• _TASK PROMPT_: From the records below, copy every line that contains the word "https".

[Stored dataset items]
····················

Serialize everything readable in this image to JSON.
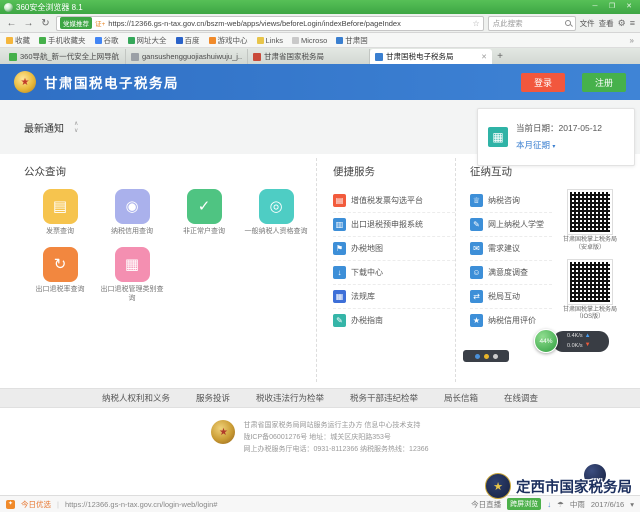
{
  "browser": {
    "titlebar": {
      "title": "360安全浏览器 8.1",
      "controls": {
        "minimize": "─",
        "maximize": "❐",
        "close": "✕"
      }
    },
    "toolbar": {
      "back": "←",
      "forward": "→",
      "refresh": "↻",
      "badge": "党媒推荐",
      "cert": "证+",
      "url": "https://12366.gs-n-tax.gov.cn/bszm-web/apps/views/beforeLogin/indexBefore/pageIndex",
      "star": "☆",
      "search_placeholder": "点此搜索",
      "menu_file": "文件",
      "menu_view": "查看",
      "menu_icon": "≡",
      "gear_icon": "⚙"
    },
    "bookmarks": [
      {
        "label": "收藏",
        "color": "#f5b63c"
      },
      {
        "label": "手机收藏夹",
        "color": "#45b04a"
      },
      {
        "label": "谷歌",
        "color": "#4285f4"
      },
      {
        "label": "网址大全",
        "color": "#35a85a"
      },
      {
        "label": "百度",
        "color": "#2a62c9"
      },
      {
        "label": "游戏中心",
        "color": "#f08a2a"
      },
      {
        "label": "Links",
        "color": "#e8c54a"
      },
      {
        "label": "Microso",
        "color": "#c9c9c9"
      },
      {
        "label": "甘肃国",
        "color": "#3a7fd0"
      }
    ],
    "tabs": [
      {
        "label": "360导航_新一代安全上网导航",
        "color": "#45b04a"
      },
      {
        "label": "gansushengguojiashuiwuju_j...",
        "color": "#9aa0a6"
      },
      {
        "label": "甘肃省国家税务局",
        "color": "#c94a3a"
      },
      {
        "label": "甘肃国税电子税务局",
        "color": "#3a7fd0"
      }
    ],
    "newtab": "+",
    "tab_close": "✕"
  },
  "site": {
    "header": {
      "title": "甘肃国税电子税务局",
      "login": "登录",
      "register": "注册"
    },
    "notice": {
      "label": "最新通知",
      "up": "∧",
      "down": "∨"
    },
    "date_panel": {
      "calendar_glyph": "▦",
      "date_label": "当前日期：",
      "date_value": "2017-05-12",
      "period_label": "本月征期",
      "caret": "▾"
    },
    "public_query": {
      "title": "公众查询",
      "items": [
        {
          "label": "发票查询",
          "color": "#f6c44e",
          "glyph": "▤"
        },
        {
          "label": "纳税信用查询",
          "color": "#aab1ec",
          "glyph": "◉"
        },
        {
          "label": "非正常户查询",
          "color": "#4fc482",
          "glyph": "✓"
        },
        {
          "label": "一般纳税人资格查询",
          "color": "#4ecdc4",
          "glyph": "◎"
        },
        {
          "label": "出口退税率查询",
          "color": "#f2873f",
          "glyph": "↻"
        },
        {
          "label": "出口退税管理类别查询",
          "color": "#f48fb1",
          "glyph": "▦"
        }
      ]
    },
    "convenient": {
      "title": "便捷服务",
      "items": [
        {
          "label": "增值税发票勾选平台",
          "color": "#f25b3c",
          "glyph": "▤"
        },
        {
          "label": "出口退税预申报系统",
          "color": "#3d8fd8",
          "glyph": "▥"
        },
        {
          "label": "办税地图",
          "color": "#3d8fd8",
          "glyph": "⚑"
        },
        {
          "label": "下载中心",
          "color": "#3d8fd8",
          "glyph": "↓"
        },
        {
          "label": "法规库",
          "color": "#3d6fd8",
          "glyph": "▦"
        },
        {
          "label": "办税指南",
          "color": "#35b5a8",
          "glyph": "✎"
        }
      ]
    },
    "interaction": {
      "title": "征纳互动",
      "items": [
        {
          "label": "纳税咨询",
          "color": "#3d8fd8",
          "glyph": "♕"
        },
        {
          "label": "网上纳税人学堂",
          "color": "#3d8fd8",
          "glyph": "✎"
        },
        {
          "label": "需求建议",
          "color": "#3d8fd8",
          "glyph": "✉"
        },
        {
          "label": "满意度调查",
          "color": "#3d8fd8",
          "glyph": "☺"
        },
        {
          "label": "税局互动",
          "color": "#3d8fd8",
          "glyph": "⇄"
        },
        {
          "label": "纳税信用评价",
          "color": "#3d8fd8",
          "glyph": "★"
        }
      ],
      "qr_codes": [
        {
          "label": "甘肃国税掌上税务局",
          "sublabel": "（安卓版）"
        },
        {
          "label": "甘肃国税掌上税务局",
          "sublabel": "（IOS版）"
        }
      ]
    },
    "footer_nav": [
      {
        "label": "纳税人权利和义务"
      },
      {
        "label": "服务投诉"
      },
      {
        "label": "税收违法行为检举"
      },
      {
        "label": "税务干部违纪检举"
      },
      {
        "label": "局长信箱"
      },
      {
        "label": "在线调查"
      }
    ],
    "footer": {
      "line1": "甘肃省国家税务局网站服务运行主办方  信息中心技术支持",
      "line2": "陇ICP备06001276号  地址：城关区庆阳路353号",
      "line3": "网上办税服务厅电话：0931-8112366  纳税服务热线：12366"
    }
  },
  "statusbar": {
    "promo": "今日优选",
    "url": "https://12366.gs-n-tax.gov.cn/login-web/login#",
    "live": "今日直播",
    "cross_screen": "跨屏浏览",
    "download_icon": "↓",
    "weather_icon": "☂",
    "weather": "中雨",
    "date": "2017/6/16",
    "caret": "▾"
  },
  "floating": {
    "speed_percent": "44%",
    "upload": "0.4K/s",
    "download": "0.0K/s",
    "up_arrow": "▲",
    "down_arrow": "▼",
    "watermark": "定西市国家税务局"
  }
}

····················

• _ANSWER AREA_:
      "url": "https://12366.gs-n-tax.gov.cn/bszm-web/apps/views/beforeLogin/indexBefore/pageIndex",
    "url": "https://12366.gs-n-tax.gov.cn/login-web/login#",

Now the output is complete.